- making public presentations.
The development of good oral and written communication skills is essential for all professionals.
Experience MUST show evidence of the preparation of written technical reports and of making oral presentations to management, peers, or the public.
The overriding objective of the “social implications of engineering/geoscience” requirement is to provide experiences which increase awareness of the professional’s responsibility to guard against conditions which are dangerous or threatening to life, limb, property, or the environment, and to call any such conditions to the attention of those responsible.
The social implications of engineering/geoscience are an important aspect of the professional practice. The work environment should provide opportunities for applicants to heighten their awareness of the potential consequences of their work. This should include:
- a recognition of the value and benefits of the engineering/geoscience work to the public;
- an understanding of the safeguards required to protect the public and methods of mitigating adverse impacts;
- an understanding of the relationship between the activity and the public;
- a demonstrated interest and involvement in the broader social implications of engineering and geoscience;
- an appreciation of the role of regulatory bodies on the practice of engineering and geoscience;
- an understanding of the provincial health and safety of the workplace legislation; and,
- an understanding of the work’s implications.
Interaction between the professions and society is of significant importance. Experience MUST show evidence that an applicant is acquainted with such matters as safeguards and benefits to the public, and the roles and responsibilities of regulators in the specific field of professional practice.
Continuing Professional Development

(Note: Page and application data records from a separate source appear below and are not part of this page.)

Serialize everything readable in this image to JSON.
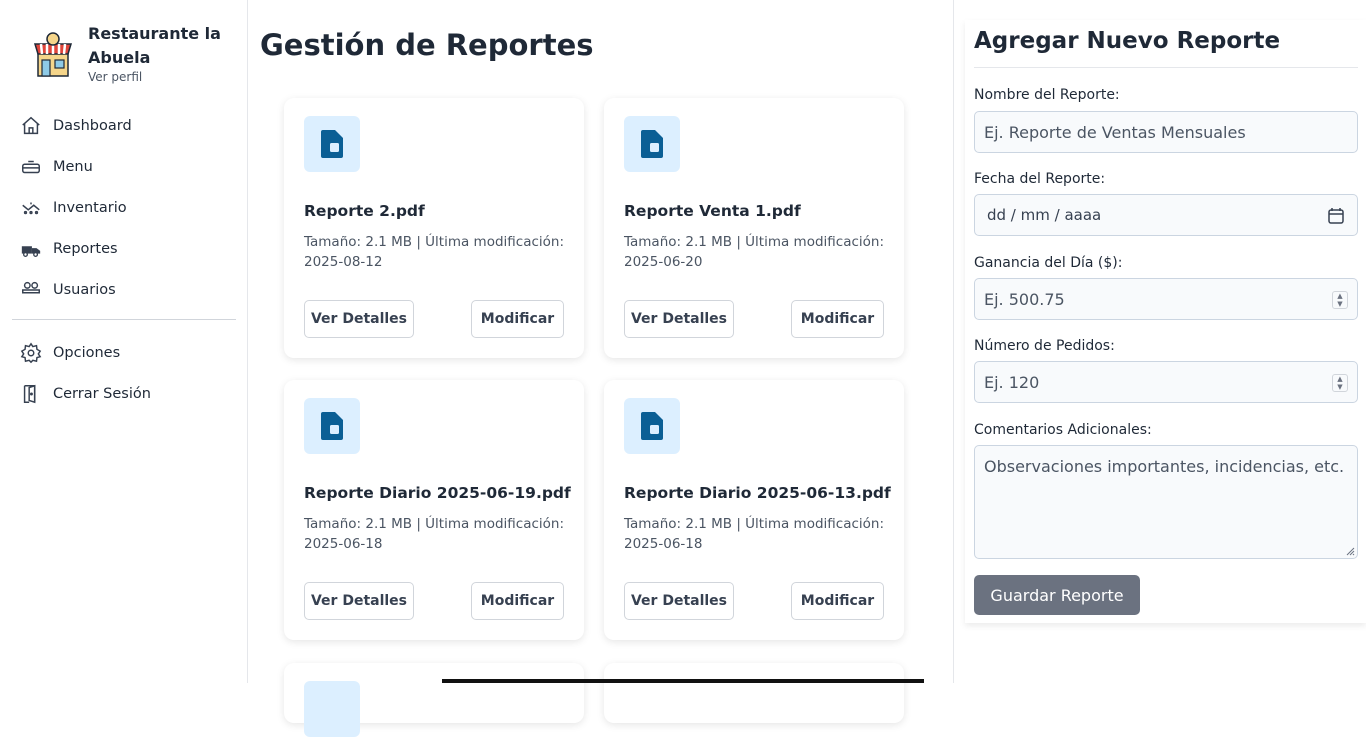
{
  "brand": {
    "name": "Restaurante la Abuela",
    "profile_link": "Ver perfil"
  },
  "sidebar": {
    "items": [
      {
        "label": "Dashboard",
        "icon": "home-icon"
      },
      {
        "label": "Menu",
        "icon": "serving-dish-icon"
      },
      {
        "label": "Inventario",
        "icon": "inventory-icon"
      },
      {
        "label": "Reportes",
        "icon": "truck-icon"
      },
      {
        "label": "Usuarios",
        "icon": "users-icon"
      }
    ],
    "bottom_items": [
      {
        "label": "Opciones",
        "icon": "gear-icon"
      },
      {
        "label": "Cerrar Sesión",
        "icon": "door-exit-icon"
      }
    ]
  },
  "main": {
    "title": "Gestión de Reportes",
    "reports": [
      {
        "name": "Reporte 2.pdf",
        "meta": "Tamaño: 2.1 MB | Última modificación: 2025-08-12"
      },
      {
        "name": "Reporte Venta 1.pdf",
        "meta": "Tamaño: 2.1 MB | Última modificación: 2025-06-20"
      },
      {
        "name": "Reporte Diario 2025-06-19.pdf",
        "meta": "Tamaño: 2.1 MB | Última modificación: 2025-06-18"
      },
      {
        "name": "Reporte Diario 2025-06-13.pdf",
        "meta": "Tamaño: 2.1 MB | Última modificación: 2025-06-18"
      }
    ],
    "details_label": "Ver Detalles",
    "modify_label": "Modificar"
  },
  "form": {
    "title": "Agregar Nuevo Reporte",
    "name_label": "Nombre del Reporte:",
    "name_placeholder": "Ej. Reporte de Ventas Mensuales",
    "date_label": "Fecha del Reporte:",
    "date_placeholder": "dd / mm / aaaa",
    "profit_label": "Ganancia del Día ($):",
    "profit_placeholder": "Ej. 500.75",
    "orders_label": "Número de Pedidos:",
    "orders_placeholder": "Ej. 120",
    "comments_label": "Comentarios Adicionales:",
    "comments_placeholder": "Observaciones importantes, incidencias, etc.",
    "save_label": "Guardar Reporte"
  },
  "colors": {
    "icon_bg": "#dcefff",
    "icon_fg": "#0b5f95",
    "save_button": "#6b7280"
  }
}
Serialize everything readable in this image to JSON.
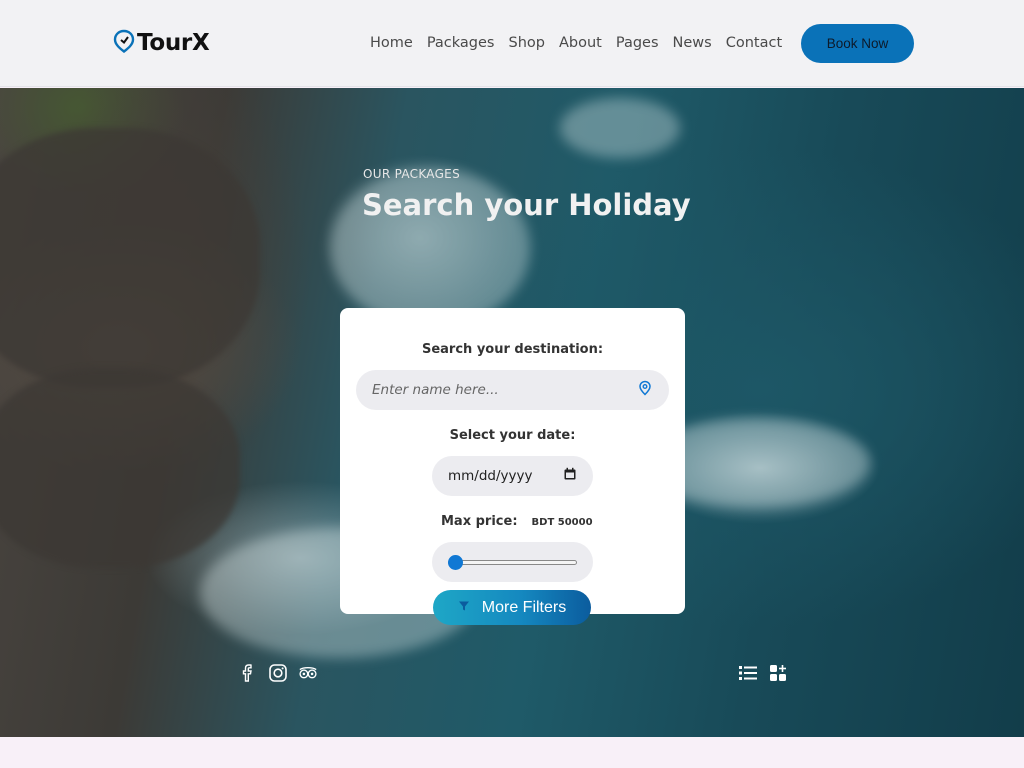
{
  "header": {
    "logo_text": "TourX",
    "nav": [
      "Home",
      "Packages",
      "Shop",
      "About",
      "Pages",
      "News",
      "Contact"
    ],
    "book_label": "Book Now"
  },
  "hero": {
    "kicker": "OUR PACKAGES",
    "title": "Search your Holiday"
  },
  "search": {
    "destination_label": "Search your destination:",
    "destination_placeholder": "Enter name here...",
    "date_label": "Select your date:",
    "date_placeholder": "mm/dd/yyyy",
    "price_label": "Max price:",
    "price_value": "BDT 50000",
    "price_slider_level": 0.0,
    "filters_label": "More Filters"
  },
  "icons": {
    "socials": [
      "facebook-icon",
      "instagram-icon",
      "tripadvisor-icon"
    ],
    "view_toggles": [
      "list-view-icon",
      "grid-view-icon"
    ]
  },
  "colors": {
    "accent": "#0a72b8",
    "filter_gradient_start": "#1ea7c6",
    "filter_gradient_end": "#0b5c9e",
    "slider_thumb": "#1078d4"
  }
}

While not a requirement, Members-in-Training are encouraged to log their professional development activities through the member portal in accordance with PEGNL’s Continuing Professional Development Guideline.
Canadian Environment Experience
Applicants are required to have at least one year of work experience in a Canadian Environment before they can undertake independent practice in Canadian jurisdictions as full professionals (i.e.. prepare reports, designs, etc. and stamp drawings). This is to ensure that engineers and geoscientists from other jurisdictions outside Canada are knowledgeable about the Canadian climate, codes and conditions relevant to the practice of engineering or geoscience in Canada.
Those deemed eligible for admission as professionals but are lacking the Canadian Environment experience may be issued a license with conditions. The member must provide a signed agreement between herself/himself and a collaborator who is deemed by the Registration Committee as acceptable to fill that role.
The collaborator must be a fully qualified registered member of PEGNL, normally in the same discipline as the applicant as well as part of the same work team. The collaborator would be required to provide advice on the Canadian environment for the necessary period and the applicant would be required to accept this advice and incorporate it into his/her work.
The onus is on the applicant to provide a signed collaborator agreement for approval of the Registration Committee. Approval of this agreement would permit the admission of the applicant into the practice of engineering or geoscience in the province, and the applicant would immediately become part of PEGNL with all of the attendant rights and responsibilities, except as noted above.
- Collaboration Agreement (PDF)
- Internship Guideline (PDF)
The following forms, which are also included in the above Guideline, may be downloaded separately. The PDF version can be printed and completed entirely by hand.